Items from an interface collection
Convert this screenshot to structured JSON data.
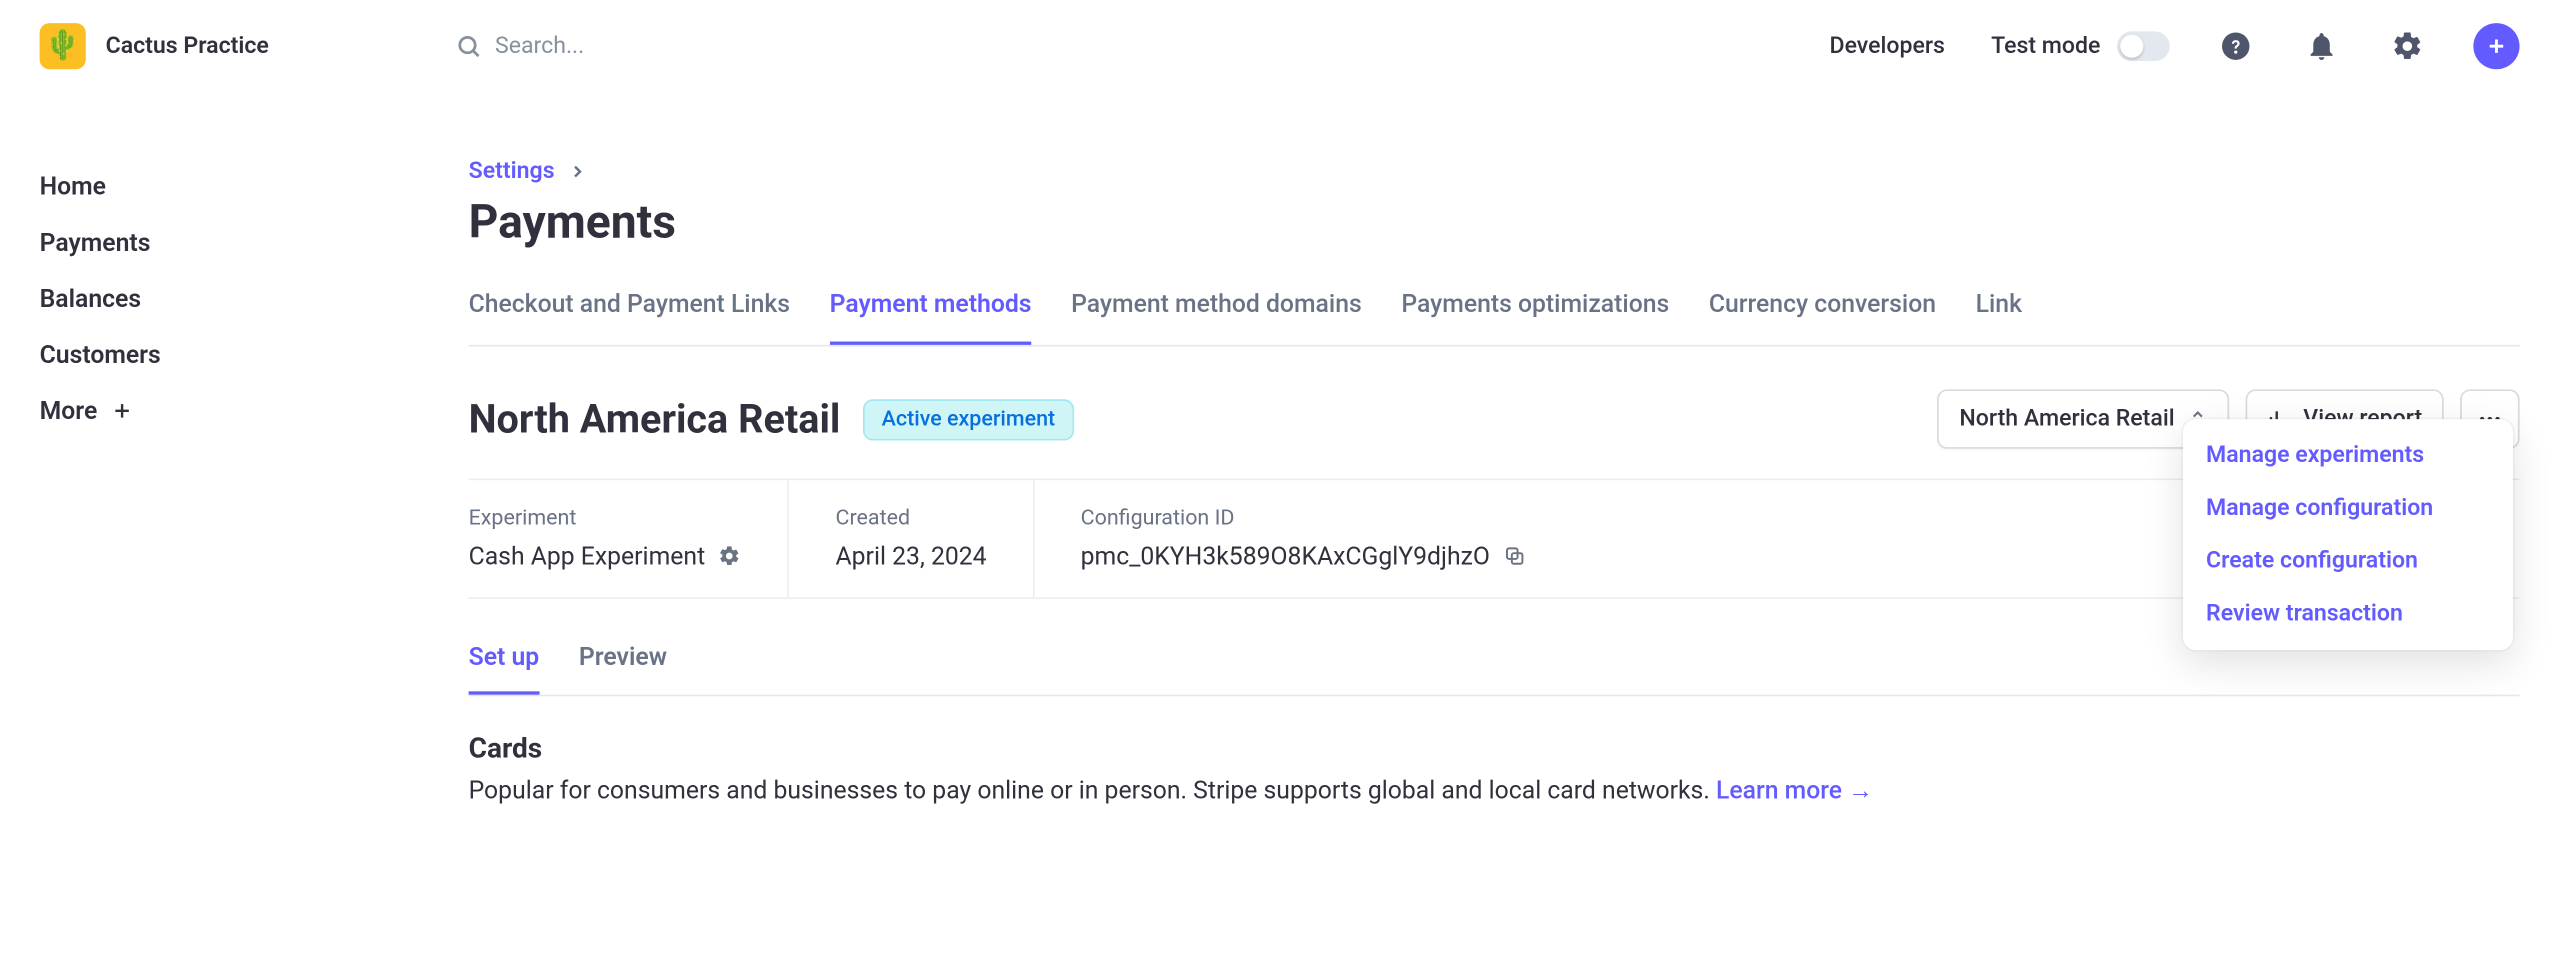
{
  "brand": {
    "name": "Cactus Practice",
    "logo_emoji": "🌵"
  },
  "search": {
    "placeholder": "Search..."
  },
  "top_links": {
    "developers": "Developers",
    "test_mode": "Test mode"
  },
  "sidebar": {
    "items": [
      {
        "label": "Home"
      },
      {
        "label": "Payments"
      },
      {
        "label": "Balances"
      },
      {
        "label": "Customers"
      },
      {
        "label": "More"
      }
    ]
  },
  "breadcrumb": {
    "root": "Settings"
  },
  "page_title": "Payments",
  "tabs": [
    {
      "label": "Checkout and Payment Links",
      "active": false
    },
    {
      "label": "Payment methods",
      "active": true
    },
    {
      "label": "Payment method domains",
      "active": false
    },
    {
      "label": "Payments optimizations",
      "active": false
    },
    {
      "label": "Currency conversion",
      "active": false
    },
    {
      "label": "Link",
      "active": false
    }
  ],
  "section": {
    "title": "North America Retail",
    "badge": "Active experiment",
    "select_value": "North America Retail",
    "view_report": "View report"
  },
  "meta": {
    "experiment_label": "Experiment",
    "experiment_value": "Cash App Experiment",
    "created_label": "Created",
    "created_value": "April 23, 2024",
    "config_label": "Configuration ID",
    "config_value": "pmc_0KYH3k589O8KAxCGglY9djhzO"
  },
  "subtabs": [
    {
      "label": "Set up",
      "active": true
    },
    {
      "label": "Preview",
      "active": false
    }
  ],
  "content": {
    "heading": "Cards",
    "body": "Popular for consumers and businesses to pay online or in person. Stripe supports global and local card networks. ",
    "learn_more": "Learn more →"
  },
  "dropdown": [
    {
      "label": "Manage experiments"
    },
    {
      "label": "Manage configuration"
    },
    {
      "label": "Create configuration"
    },
    {
      "label": "Review transaction"
    }
  ]
}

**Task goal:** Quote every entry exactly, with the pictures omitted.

**Solution to this exercise:**
Convert this screenshot to structured JSON data.
{
  "brand": {
    "name": "Cactus Practice",
    "logo_emoji": "🌵"
  },
  "search": {
    "placeholder": "Search..."
  },
  "top_links": {
    "developers": "Developers",
    "test_mode": "Test mode"
  },
  "sidebar": {
    "items": [
      {
        "label": "Home"
      },
      {
        "label": "Payments"
      },
      {
        "label": "Balances"
      },
      {
        "label": "Customers"
      },
      {
        "label": "More"
      }
    ]
  },
  "breadcrumb": {
    "root": "Settings"
  },
  "page_title": "Payments",
  "tabs": [
    {
      "label": "Checkout and Payment Links",
      "active": false
    },
    {
      "label": "Payment methods",
      "active": true
    },
    {
      "label": "Payment method domains",
      "active": false
    },
    {
      "label": "Payments optimizations",
      "active": false
    },
    {
      "label": "Currency conversion",
      "active": false
    },
    {
      "label": "Link",
      "active": false
    }
  ],
  "section": {
    "title": "North America Retail",
    "badge": "Active experiment",
    "select_value": "North America Retail",
    "view_report": "View report"
  },
  "meta": {
    "experiment_label": "Experiment",
    "experiment_value": "Cash App Experiment",
    "created_label": "Created",
    "created_value": "April 23, 2024",
    "config_label": "Configuration ID",
    "config_value": "pmc_0KYH3k589O8KAxCGglY9djhzO"
  },
  "subtabs": [
    {
      "label": "Set up",
      "active": true
    },
    {
      "label": "Preview",
      "active": false
    }
  ],
  "content": {
    "heading": "Cards",
    "body": "Popular for consumers and businesses to pay online or in person. Stripe supports global and local card networks. ",
    "learn_more": "Learn more →"
  },
  "dropdown": [
    {
      "label": "Manage experiments"
    },
    {
      "label": "Manage configuration"
    },
    {
      "label": "Create configuration"
    },
    {
      "label": "Review transaction"
    }
  ]
}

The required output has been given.